___ RECORDS SHOWN

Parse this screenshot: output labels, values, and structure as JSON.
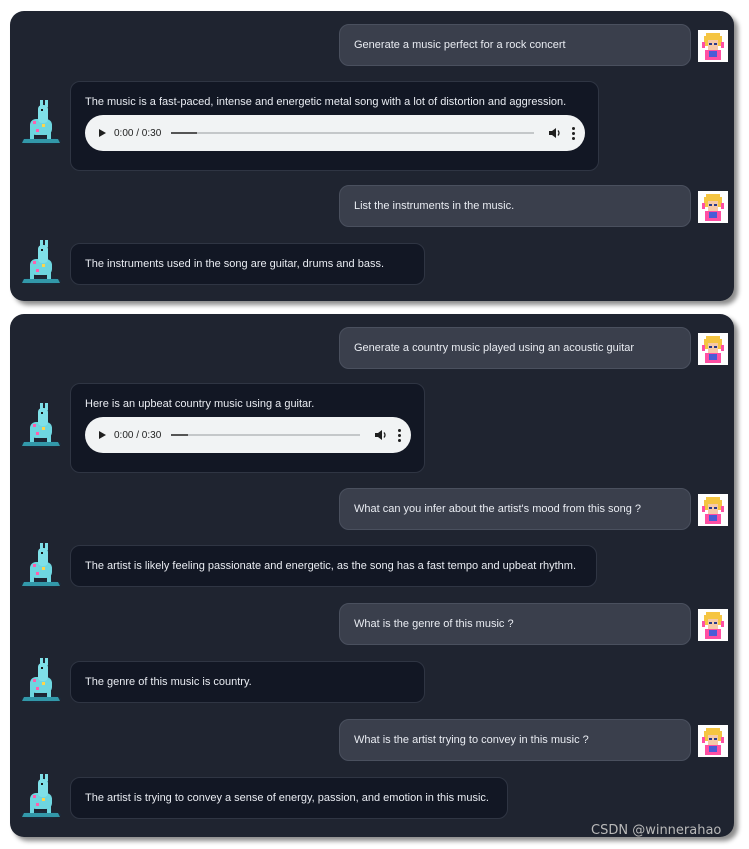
{
  "conversation_1": {
    "user_1": "Generate a music perfect for a rock concert",
    "bot_1": "The music is a fast-paced, intense and energetic metal song with a lot of distortion and aggression.",
    "bot_1_audio": {
      "time": "0:00 / 0:30",
      "progress": 0.07
    },
    "user_2": "List the instruments in the music.",
    "bot_2": "The instruments used in the song are guitar, drums and bass."
  },
  "conversation_2": {
    "user_1": "Generate a country music played using an acoustic guitar",
    "bot_1": "Here is an upbeat country music using a guitar.",
    "bot_1_audio": {
      "time": "0:00 / 0:30",
      "progress": 0.09
    },
    "user_2": "What can you infer about the artist's mood from this song ?",
    "bot_2": "The artist is likely feeling passionate and energetic, as the song has a fast tempo and upbeat rhythm.",
    "user_3": "What is the genre of this music ?",
    "bot_3": "The genre of this music is country.",
    "user_4": "What is the artist trying to convey in this music ?",
    "bot_4": "The artist is trying to convey a sense of energy, passion, and emotion in this music."
  },
  "watermark": "CSDN @winnerahao",
  "icons": {
    "user_avatar": "user-avatar-icon",
    "bot_avatar": "llama-avatar-icon"
  },
  "colors": {
    "panel": "#1f2430",
    "user_bubble": "#3a3f4c",
    "bot_bubble": "#121724"
  }
}
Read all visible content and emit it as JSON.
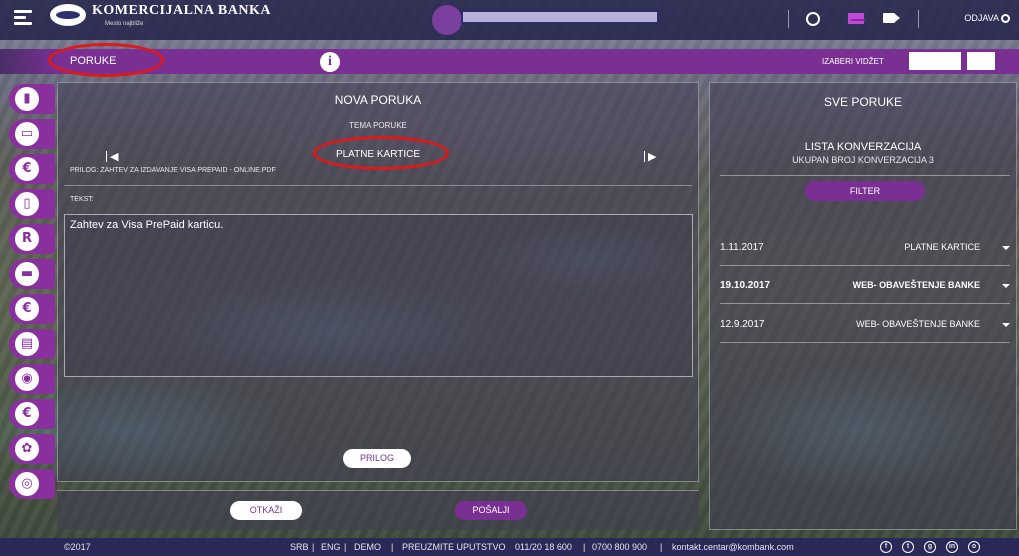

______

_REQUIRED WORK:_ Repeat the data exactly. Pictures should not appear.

_PROBLEM SOLUTION:_
Parse this screenshot: output labels, values, and structure as JSON.
{
  "conversation_1": {
    "user_1": "Generate a music perfect for a rock concert",
    "bot_1": "The music is a fast-paced, intense and energetic metal song with a lot of distortion and aggression.",
    "bot_1_audio": {
      "time": "0:00 / 0:30",
      "progress": 0.07
    },
    "user_2": "List the instruments in the music.",
    "bot_2": "The instruments used in the song are guitar, drums and bass."
  },
  "conversation_2": {
    "user_1": "Generate a country music played using an acoustic guitar",
    "bot_1": "Here is an upbeat country music using a guitar.",
    "bot_1_audio": {
      "time": "0:00 / 0:30",
      "progress": 0.09
    },
    "user_2": "What can you infer about the artist's mood from this song ?",
    "bot_2": "The artist is likely feeling passionate and energetic, as the song has a fast tempo and upbeat rhythm.",
    "user_3": "What is the genre of this music ?",
    "bot_3": "The genre of this music is country.",
    "user_4": "What is the artist trying to convey in this music ?",
    "bot_4": "The artist is trying to convey a sense of energy, passion, and emotion in this music."
  },
  "watermark": "CSDN @winnerahao",
  "icons": {
    "user_avatar": "user-avatar-icon",
    "bot_avatar": "llama-avatar-icon"
  },
  "colors": {
    "panel": "#1f2430",
    "user_bubble": "#3a3f4c",
    "bot_bubble": "#121724"
  }
}
Read all visible content and emit it as JSON.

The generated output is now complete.